----- Material provided
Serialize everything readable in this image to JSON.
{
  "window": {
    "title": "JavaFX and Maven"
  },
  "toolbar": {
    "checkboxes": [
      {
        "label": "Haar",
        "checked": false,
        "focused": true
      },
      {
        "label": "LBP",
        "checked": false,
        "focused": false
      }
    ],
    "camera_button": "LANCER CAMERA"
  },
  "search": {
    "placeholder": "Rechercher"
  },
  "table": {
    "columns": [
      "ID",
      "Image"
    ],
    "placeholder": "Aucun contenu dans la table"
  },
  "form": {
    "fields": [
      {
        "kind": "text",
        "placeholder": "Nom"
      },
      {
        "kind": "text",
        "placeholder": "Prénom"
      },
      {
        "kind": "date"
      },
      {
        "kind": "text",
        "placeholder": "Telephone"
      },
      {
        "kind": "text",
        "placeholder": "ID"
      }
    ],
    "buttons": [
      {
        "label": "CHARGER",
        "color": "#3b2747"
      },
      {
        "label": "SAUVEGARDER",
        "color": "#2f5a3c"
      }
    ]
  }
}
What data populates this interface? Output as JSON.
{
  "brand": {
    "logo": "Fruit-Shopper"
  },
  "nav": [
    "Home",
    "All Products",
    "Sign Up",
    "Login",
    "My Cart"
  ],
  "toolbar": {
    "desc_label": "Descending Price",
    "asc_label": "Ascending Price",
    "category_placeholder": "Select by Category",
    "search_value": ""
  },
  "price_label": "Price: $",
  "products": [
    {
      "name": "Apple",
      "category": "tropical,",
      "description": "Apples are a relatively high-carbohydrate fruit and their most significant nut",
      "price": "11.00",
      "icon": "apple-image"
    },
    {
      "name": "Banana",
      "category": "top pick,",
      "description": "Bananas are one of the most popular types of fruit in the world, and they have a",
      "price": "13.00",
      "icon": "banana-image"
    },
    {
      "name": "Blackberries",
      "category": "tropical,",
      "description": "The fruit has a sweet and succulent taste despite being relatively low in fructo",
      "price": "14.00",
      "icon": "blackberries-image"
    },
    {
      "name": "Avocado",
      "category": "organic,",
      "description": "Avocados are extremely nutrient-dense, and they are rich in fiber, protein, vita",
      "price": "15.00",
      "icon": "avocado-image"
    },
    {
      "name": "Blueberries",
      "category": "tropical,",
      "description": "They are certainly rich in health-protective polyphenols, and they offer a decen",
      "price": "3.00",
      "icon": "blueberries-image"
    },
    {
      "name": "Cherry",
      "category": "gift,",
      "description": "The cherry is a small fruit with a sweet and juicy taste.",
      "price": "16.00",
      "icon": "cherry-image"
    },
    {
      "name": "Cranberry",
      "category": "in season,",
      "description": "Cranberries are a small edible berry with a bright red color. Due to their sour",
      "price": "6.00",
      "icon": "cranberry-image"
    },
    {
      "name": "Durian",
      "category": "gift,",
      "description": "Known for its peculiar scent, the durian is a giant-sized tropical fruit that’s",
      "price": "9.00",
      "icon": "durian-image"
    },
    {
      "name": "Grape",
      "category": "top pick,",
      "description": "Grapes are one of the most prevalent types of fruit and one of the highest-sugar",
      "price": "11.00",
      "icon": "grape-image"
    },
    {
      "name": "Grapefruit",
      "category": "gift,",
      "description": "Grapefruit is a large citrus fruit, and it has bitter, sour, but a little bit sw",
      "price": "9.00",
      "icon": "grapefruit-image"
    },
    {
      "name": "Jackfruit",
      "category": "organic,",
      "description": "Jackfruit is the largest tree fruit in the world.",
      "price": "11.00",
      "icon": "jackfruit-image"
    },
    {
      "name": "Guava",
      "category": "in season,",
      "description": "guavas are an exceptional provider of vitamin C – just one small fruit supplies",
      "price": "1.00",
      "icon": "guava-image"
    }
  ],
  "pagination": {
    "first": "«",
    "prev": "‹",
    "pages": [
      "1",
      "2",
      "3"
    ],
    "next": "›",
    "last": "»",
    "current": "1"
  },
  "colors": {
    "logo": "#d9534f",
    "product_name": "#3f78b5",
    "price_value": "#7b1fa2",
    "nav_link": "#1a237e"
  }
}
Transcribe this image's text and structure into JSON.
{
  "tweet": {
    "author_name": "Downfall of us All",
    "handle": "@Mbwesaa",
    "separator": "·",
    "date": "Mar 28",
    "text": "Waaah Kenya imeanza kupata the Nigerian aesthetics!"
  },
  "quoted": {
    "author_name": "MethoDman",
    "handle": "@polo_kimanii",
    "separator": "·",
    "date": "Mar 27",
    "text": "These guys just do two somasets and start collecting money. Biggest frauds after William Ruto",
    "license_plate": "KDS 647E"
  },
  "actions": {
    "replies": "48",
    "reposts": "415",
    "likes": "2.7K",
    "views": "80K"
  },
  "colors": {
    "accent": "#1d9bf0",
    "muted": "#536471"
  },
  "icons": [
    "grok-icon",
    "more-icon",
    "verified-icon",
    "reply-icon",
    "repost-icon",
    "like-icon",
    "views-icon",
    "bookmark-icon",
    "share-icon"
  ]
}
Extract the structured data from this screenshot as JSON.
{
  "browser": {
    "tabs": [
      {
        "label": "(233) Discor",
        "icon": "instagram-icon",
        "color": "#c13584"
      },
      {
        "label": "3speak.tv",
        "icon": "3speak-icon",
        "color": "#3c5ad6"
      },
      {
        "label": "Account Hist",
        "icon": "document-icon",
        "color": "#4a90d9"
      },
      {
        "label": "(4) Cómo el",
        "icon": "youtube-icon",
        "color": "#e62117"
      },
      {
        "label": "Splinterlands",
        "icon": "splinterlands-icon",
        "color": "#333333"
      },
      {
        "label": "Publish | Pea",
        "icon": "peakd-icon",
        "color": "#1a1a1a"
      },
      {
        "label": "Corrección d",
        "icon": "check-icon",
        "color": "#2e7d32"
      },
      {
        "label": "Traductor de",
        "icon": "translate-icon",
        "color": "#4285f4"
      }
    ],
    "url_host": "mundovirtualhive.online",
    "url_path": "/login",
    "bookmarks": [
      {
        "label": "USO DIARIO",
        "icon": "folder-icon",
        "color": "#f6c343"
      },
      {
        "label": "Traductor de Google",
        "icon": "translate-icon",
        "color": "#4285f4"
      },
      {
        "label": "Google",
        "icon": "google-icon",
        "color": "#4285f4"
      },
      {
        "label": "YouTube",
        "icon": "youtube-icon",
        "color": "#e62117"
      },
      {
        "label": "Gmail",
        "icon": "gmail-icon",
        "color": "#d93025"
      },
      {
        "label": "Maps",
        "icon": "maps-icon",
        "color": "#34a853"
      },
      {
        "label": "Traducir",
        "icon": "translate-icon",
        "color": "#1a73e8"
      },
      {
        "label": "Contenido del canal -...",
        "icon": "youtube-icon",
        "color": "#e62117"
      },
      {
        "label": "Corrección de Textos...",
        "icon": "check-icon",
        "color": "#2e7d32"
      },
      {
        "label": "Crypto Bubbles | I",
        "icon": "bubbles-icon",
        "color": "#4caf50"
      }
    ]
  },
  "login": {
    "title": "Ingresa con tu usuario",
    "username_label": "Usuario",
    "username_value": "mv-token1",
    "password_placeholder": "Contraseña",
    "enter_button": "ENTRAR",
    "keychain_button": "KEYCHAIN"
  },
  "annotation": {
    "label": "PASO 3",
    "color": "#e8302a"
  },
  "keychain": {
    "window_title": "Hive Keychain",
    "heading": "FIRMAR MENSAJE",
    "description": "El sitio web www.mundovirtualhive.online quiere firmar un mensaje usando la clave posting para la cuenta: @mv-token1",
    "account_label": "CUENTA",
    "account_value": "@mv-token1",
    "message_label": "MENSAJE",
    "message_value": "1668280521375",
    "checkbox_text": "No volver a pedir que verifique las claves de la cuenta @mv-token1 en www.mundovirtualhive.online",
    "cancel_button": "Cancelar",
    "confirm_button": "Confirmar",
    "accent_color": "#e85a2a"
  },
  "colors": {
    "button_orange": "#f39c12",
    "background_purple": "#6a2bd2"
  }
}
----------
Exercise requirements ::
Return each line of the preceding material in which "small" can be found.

Task solution ::
      "description": "The cherry is a small fruit with a sweet and juicy taste.",
      "description": "Cranberries are a small edible berry with a bright red color. Due to their sour",
      "description": "guavas are an exceptional provider of vitamin C – just one small fruit supplies",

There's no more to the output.